= Problem to work on =
When you restate the records, do so word for word and omit any picture they contain.
(Beginning of Data for this task)
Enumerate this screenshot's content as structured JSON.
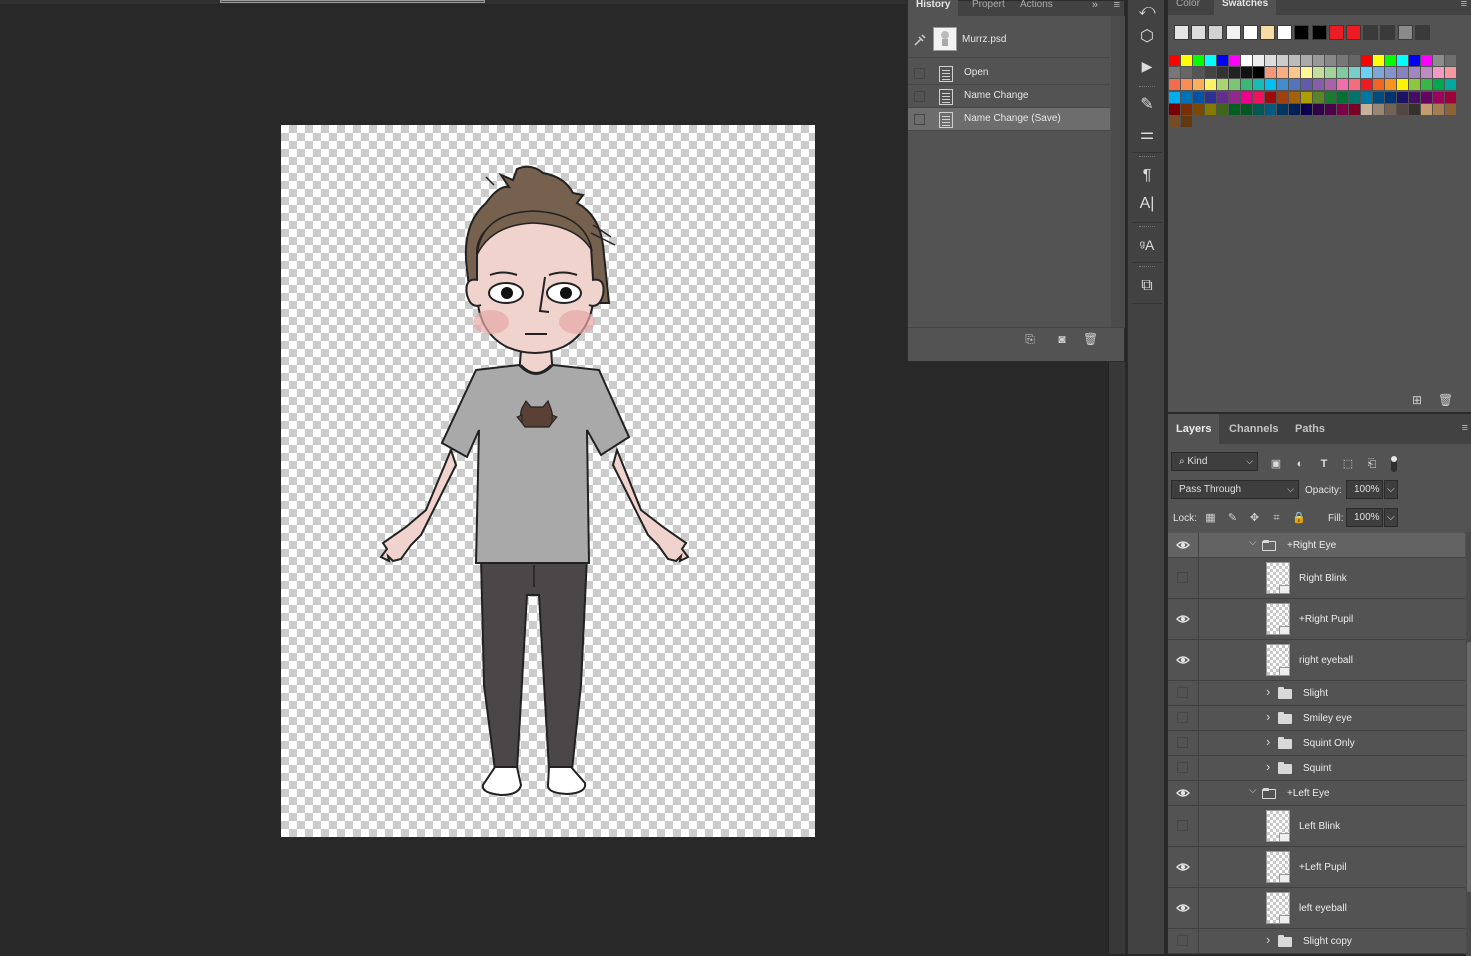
{
  "history_panel": {
    "tabs": [
      "History",
      "Propert",
      "Actions"
    ],
    "document": "Murrz.psd",
    "states": [
      {
        "label": "Open",
        "selected": false
      },
      {
        "label": "Name Change",
        "selected": false
      },
      {
        "label": "Name Change (Save)",
        "selected": true
      }
    ],
    "footer_icons": [
      "new-document-from-state-icon",
      "camera-snapshot-icon",
      "trash-icon"
    ]
  },
  "color_panel": {
    "tabs": [
      "Color",
      "Swatches"
    ],
    "recent_swatches": [
      "#e5e5e5",
      "#dcdcdc",
      "#d2d2d2",
      "#f2f2f2",
      "#ffffff",
      "#f8dca4",
      "#ffffff",
      "#000000",
      "#000000",
      "#ec1c24",
      "#ec1c24",
      "#3a3a3a",
      "#3a3a3a",
      "#8a8a8a",
      "#3a3a3a"
    ],
    "footer_icons": [
      "new-swatch-icon",
      "trash-icon"
    ]
  },
  "tools": [
    "history-brush-icon",
    "3d-icon",
    "play-icon",
    "brush-presets-icon",
    "adjustments-icon",
    "paragraph-icon",
    "character-icon",
    "glyphs-icon",
    "clone-source-icon"
  ],
  "layers_panel": {
    "tabs": [
      "Layers",
      "Channels",
      "Paths"
    ],
    "filter_label": "Kind",
    "blend_mode": "Pass Through",
    "opacity_label": "Opacity:",
    "opacity": "100%",
    "lock_label": "Lock:",
    "fill_label": "Fill:",
    "fill": "100%",
    "layers": [
      {
        "name": "+Right Eye",
        "type": "group-open",
        "visible": true,
        "selected": true
      },
      {
        "name": "Right Blink",
        "type": "layer",
        "visible": false
      },
      {
        "name": "+Right Pupil",
        "type": "layer",
        "visible": true
      },
      {
        "name": "right eyeball",
        "type": "layer",
        "visible": true
      },
      {
        "name": "Slight",
        "type": "group",
        "visible": false
      },
      {
        "name": "Smiley eye",
        "type": "group",
        "visible": false
      },
      {
        "name": "Squint Only",
        "type": "group",
        "visible": false
      },
      {
        "name": "Squint",
        "type": "group",
        "visible": false
      },
      {
        "name": "+Left Eye",
        "type": "group-open",
        "visible": true
      },
      {
        "name": "Left Blink",
        "type": "layer",
        "visible": false
      },
      {
        "name": "+Left Pupil",
        "type": "layer",
        "visible": true
      },
      {
        "name": "left eyeball",
        "type": "layer",
        "visible": true
      },
      {
        "name": "Slight copy",
        "type": "group",
        "visible": false
      }
    ]
  },
  "colors": {
    "hair": "#76604e",
    "skin": "#f1d3ce",
    "shirt": "#a9a9a9",
    "pants": "#4b4647",
    "cat_badge": "#5a4035"
  }
}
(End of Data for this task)
= Written solution =
Enumerate this screenshot's content as structured JSON.
{
  "history_panel": {
    "tabs": [
      "History",
      "Propert",
      "Actions"
    ],
    "document": "Murrz.psd",
    "states": [
      {
        "label": "Open",
        "selected": false
      },
      {
        "label": "Name Change",
        "selected": false
      },
      {
        "label": "Name Change (Save)",
        "selected": true
      }
    ],
    "footer_icons": [
      "new-document-from-state-icon",
      "camera-snapshot-icon",
      "trash-icon"
    ]
  },
  "color_panel": {
    "tabs": [
      "Color",
      "Swatches"
    ],
    "recent_swatches": [
      "#e5e5e5",
      "#dcdcdc",
      "#d2d2d2",
      "#f2f2f2",
      "#ffffff",
      "#f8dca4",
      "#ffffff",
      "#000000",
      "#000000",
      "#ec1c24",
      "#ec1c24",
      "#3a3a3a",
      "#3a3a3a",
      "#8a8a8a",
      "#3a3a3a"
    ],
    "footer_icons": [
      "new-swatch-icon",
      "trash-icon"
    ]
  },
  "tools": [
    "history-brush-icon",
    "3d-icon",
    "play-icon",
    "brush-presets-icon",
    "adjustments-icon",
    "paragraph-icon",
    "character-icon",
    "glyphs-icon",
    "clone-source-icon"
  ],
  "layers_panel": {
    "tabs": [
      "Layers",
      "Channels",
      "Paths"
    ],
    "filter_label": "Kind",
    "blend_mode": "Pass Through",
    "opacity_label": "Opacity:",
    "opacity": "100%",
    "lock_label": "Lock:",
    "fill_label": "Fill:",
    "fill": "100%",
    "layers": [
      {
        "name": "+Right Eye",
        "type": "group-open",
        "visible": true,
        "selected": true
      },
      {
        "name": "Right Blink",
        "type": "layer",
        "visible": false
      },
      {
        "name": "+Right Pupil",
        "type": "layer",
        "visible": true
      },
      {
        "name": "right eyeball",
        "type": "layer",
        "visible": true
      },
      {
        "name": "Slight",
        "type": "group",
        "visible": false
      },
      {
        "name": "Smiley eye",
        "type": "group",
        "visible": false
      },
      {
        "name": "Squint Only",
        "type": "group",
        "visible": false
      },
      {
        "name": "Squint",
        "type": "group",
        "visible": false
      },
      {
        "name": "+Left Eye",
        "type": "group-open",
        "visible": true
      },
      {
        "name": "Left Blink",
        "type": "layer",
        "visible": false
      },
      {
        "name": "+Left Pupil",
        "type": "layer",
        "visible": true
      },
      {
        "name": "left eyeball",
        "type": "layer",
        "visible": true
      },
      {
        "name": "Slight copy",
        "type": "group",
        "visible": false
      }
    ]
  },
  "colors": {
    "hair": "#76604e",
    "skin": "#f1d3ce",
    "shirt": "#a9a9a9",
    "pants": "#4b4647",
    "cat_badge": "#5a4035"
  }
}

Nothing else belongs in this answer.